** Opening RECORDS FOR THIS EXERCISE block **

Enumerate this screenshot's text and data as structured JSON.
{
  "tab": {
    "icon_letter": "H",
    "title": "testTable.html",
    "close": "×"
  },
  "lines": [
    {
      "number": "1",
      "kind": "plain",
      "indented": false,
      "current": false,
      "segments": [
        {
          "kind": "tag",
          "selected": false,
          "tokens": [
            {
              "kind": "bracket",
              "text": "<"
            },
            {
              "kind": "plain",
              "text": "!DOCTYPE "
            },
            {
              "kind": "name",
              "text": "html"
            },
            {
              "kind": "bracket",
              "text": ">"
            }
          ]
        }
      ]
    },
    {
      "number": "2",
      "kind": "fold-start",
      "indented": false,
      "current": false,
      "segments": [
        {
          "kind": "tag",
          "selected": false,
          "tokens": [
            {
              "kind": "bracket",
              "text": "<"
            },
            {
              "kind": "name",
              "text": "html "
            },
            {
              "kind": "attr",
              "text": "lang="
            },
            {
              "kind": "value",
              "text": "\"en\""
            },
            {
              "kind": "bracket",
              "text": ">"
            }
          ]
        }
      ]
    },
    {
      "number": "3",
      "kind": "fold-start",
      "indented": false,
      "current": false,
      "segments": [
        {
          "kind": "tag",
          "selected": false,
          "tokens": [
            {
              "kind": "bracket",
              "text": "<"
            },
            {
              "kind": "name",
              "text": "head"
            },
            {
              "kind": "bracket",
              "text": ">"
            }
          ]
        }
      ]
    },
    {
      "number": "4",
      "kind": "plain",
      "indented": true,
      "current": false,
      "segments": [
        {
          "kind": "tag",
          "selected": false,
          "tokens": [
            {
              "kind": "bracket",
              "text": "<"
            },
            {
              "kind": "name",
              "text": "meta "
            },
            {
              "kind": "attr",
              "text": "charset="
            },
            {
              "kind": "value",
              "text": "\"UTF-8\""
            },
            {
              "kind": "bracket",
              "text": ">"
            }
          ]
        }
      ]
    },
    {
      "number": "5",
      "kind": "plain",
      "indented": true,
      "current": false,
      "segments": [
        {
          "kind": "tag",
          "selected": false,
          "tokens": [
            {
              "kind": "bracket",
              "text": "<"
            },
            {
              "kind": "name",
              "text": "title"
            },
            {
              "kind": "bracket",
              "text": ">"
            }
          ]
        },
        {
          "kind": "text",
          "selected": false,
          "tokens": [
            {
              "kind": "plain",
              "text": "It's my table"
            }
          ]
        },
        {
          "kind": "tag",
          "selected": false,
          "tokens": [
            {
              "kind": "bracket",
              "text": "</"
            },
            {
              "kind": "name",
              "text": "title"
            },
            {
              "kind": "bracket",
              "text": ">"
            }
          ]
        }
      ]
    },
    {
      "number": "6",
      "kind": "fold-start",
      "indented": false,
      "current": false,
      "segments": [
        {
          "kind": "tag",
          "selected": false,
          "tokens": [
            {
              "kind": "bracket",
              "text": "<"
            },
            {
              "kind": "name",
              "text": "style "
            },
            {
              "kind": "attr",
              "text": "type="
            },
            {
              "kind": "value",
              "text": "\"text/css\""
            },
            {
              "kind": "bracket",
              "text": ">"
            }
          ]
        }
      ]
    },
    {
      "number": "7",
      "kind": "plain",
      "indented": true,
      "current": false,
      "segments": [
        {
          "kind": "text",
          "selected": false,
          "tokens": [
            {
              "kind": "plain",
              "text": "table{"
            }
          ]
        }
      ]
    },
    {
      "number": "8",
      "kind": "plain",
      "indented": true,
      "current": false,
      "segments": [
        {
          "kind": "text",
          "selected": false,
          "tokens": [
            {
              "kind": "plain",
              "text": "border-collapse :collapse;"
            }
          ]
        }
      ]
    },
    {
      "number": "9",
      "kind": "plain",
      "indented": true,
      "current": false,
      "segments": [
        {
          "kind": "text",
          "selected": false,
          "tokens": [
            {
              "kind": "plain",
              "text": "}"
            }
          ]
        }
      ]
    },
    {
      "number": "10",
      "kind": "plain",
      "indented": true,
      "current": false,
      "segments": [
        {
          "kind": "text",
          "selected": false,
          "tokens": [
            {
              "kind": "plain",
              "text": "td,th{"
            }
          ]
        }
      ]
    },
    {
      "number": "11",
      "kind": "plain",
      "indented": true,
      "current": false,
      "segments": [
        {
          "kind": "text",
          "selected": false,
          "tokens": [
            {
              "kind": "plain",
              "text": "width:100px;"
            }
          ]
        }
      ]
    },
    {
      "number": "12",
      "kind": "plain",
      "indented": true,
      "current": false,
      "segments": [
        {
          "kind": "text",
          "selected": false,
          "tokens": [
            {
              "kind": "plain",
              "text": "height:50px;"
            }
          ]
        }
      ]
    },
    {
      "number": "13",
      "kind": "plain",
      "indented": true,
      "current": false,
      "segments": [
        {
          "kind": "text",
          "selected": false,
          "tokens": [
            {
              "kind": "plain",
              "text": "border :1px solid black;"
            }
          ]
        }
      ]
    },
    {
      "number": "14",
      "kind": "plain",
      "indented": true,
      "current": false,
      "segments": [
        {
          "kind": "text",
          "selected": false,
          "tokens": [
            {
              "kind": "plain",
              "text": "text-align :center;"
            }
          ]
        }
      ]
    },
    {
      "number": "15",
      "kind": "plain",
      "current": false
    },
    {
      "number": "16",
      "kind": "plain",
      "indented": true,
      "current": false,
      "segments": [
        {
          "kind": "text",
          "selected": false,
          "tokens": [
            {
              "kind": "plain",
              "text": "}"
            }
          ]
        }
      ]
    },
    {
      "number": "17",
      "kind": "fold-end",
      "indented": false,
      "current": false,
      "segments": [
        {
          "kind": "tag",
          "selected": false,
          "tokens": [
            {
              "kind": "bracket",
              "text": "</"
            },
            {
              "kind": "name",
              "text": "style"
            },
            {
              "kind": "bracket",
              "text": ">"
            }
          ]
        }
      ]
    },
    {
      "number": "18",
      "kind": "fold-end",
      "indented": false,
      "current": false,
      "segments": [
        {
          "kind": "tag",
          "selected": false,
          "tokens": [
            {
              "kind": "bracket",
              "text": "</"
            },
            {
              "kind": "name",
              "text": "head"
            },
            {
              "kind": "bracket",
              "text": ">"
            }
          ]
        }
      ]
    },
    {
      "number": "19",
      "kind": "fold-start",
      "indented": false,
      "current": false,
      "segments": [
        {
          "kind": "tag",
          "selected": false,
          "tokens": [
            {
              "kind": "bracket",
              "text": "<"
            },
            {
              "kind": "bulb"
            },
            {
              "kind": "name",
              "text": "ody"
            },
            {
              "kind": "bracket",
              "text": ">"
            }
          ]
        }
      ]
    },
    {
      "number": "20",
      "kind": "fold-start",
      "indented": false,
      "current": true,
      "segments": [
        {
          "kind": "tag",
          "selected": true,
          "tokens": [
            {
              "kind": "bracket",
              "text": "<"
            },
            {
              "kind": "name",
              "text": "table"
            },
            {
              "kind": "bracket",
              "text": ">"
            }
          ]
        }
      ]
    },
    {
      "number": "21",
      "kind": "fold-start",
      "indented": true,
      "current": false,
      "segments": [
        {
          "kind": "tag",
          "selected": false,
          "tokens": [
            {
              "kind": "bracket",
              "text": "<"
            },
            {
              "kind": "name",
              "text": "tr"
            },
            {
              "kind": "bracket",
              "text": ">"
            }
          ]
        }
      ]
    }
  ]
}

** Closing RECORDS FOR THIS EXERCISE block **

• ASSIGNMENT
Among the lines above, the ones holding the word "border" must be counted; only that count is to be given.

• RESPONSE TO THIS EXERCISE
2